That boy, 13 years ago, did not understand the joy and fulfillment that comes from allowing people to become a part of his life.  Even if only for a short 180 days, if I let them, my students leave indelible marks. They teach me how I can be better next year. And sure, with joy and fulfillment, comes a little bit of heartache when I send them off to senior English. 

But I wouldn’t trade any of it. It’s who I am, it’s what I do. I’m so glad I ignored that boy’s advice and became a teacher.

I can’t imagine my life any other way.

Good Things

It would only be fair if, with as much attention I’ve given to the darker side of teaching, I give equal screen time to the positive happenings in and around me recently.

Today we had some great conversations about Catcher in the Rye. I laughed. My students laughed. Many of them–I could tell–are caught up in the reading! I enjoyed teaching today. 

My GPS (a mandatory study hall at the end of the day) has made me laugh every day this week. Once it was when a kid started to call me “mom.” 

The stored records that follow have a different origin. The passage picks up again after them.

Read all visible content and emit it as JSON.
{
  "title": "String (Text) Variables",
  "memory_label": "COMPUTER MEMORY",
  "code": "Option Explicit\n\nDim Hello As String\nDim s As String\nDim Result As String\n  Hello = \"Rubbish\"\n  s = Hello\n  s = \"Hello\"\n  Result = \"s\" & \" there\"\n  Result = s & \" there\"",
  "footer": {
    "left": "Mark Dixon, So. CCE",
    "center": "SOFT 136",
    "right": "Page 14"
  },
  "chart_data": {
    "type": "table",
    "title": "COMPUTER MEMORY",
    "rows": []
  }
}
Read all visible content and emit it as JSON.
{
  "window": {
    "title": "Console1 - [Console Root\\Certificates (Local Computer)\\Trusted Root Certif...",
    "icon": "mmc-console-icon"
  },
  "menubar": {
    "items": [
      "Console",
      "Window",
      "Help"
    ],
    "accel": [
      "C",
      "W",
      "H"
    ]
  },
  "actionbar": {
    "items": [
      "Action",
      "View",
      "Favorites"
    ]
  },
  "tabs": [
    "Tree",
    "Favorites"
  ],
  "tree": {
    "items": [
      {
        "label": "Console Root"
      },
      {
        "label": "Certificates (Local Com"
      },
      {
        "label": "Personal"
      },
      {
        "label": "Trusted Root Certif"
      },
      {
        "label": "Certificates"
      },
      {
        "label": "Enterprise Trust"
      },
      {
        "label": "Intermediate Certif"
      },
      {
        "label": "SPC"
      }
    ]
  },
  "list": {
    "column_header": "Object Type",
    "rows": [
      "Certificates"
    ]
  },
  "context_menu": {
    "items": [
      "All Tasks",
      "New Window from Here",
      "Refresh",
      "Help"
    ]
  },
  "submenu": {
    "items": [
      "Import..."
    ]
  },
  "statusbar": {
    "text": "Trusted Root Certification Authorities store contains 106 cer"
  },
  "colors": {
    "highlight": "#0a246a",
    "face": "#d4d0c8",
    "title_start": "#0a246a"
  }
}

The juniors who remain in my media studies class spent time preparing lesson plans–they are teaching class next week. 

One of my good friends staged an intervention between me and my AP students. They apparently were concerned at my recent irritability and frustration, so my friend (who teaches AP Calc and has about half of my class in either AP or PreCalc A) hijacked the first few minutes of class to tell them, “She’s tough because she cares! If she starts ignoring you, that’s when you need to be worried!” And then she handed out lollipops.

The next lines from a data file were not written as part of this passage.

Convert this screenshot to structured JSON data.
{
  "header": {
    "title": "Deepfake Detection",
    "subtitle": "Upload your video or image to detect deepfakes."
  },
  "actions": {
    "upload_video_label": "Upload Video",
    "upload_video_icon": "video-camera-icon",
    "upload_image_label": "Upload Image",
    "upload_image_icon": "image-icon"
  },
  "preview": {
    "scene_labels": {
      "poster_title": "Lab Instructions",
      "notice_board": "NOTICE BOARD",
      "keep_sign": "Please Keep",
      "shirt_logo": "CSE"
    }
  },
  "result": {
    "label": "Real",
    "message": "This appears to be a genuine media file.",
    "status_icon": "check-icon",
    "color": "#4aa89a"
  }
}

Former students, home from their first year of college, have stopped by to say hello; seniors who graduate on Saturday have stopped by to say goodbye, have written thank you notes to me for being their teacher.

And I’m starting to feel the excitement of the end of the school year–not because I’m tired and can’t wait to sleep in (although that is definitely a plus), but because I’m excited to get on with the business of making what I do better for next year. 

I think that’s my yardstick to measure whether I’m ready to retire: if the prospect of summer doesn’t motivate me to make my classes better, then it’s time to find something new. I hope that won’t happen for many years.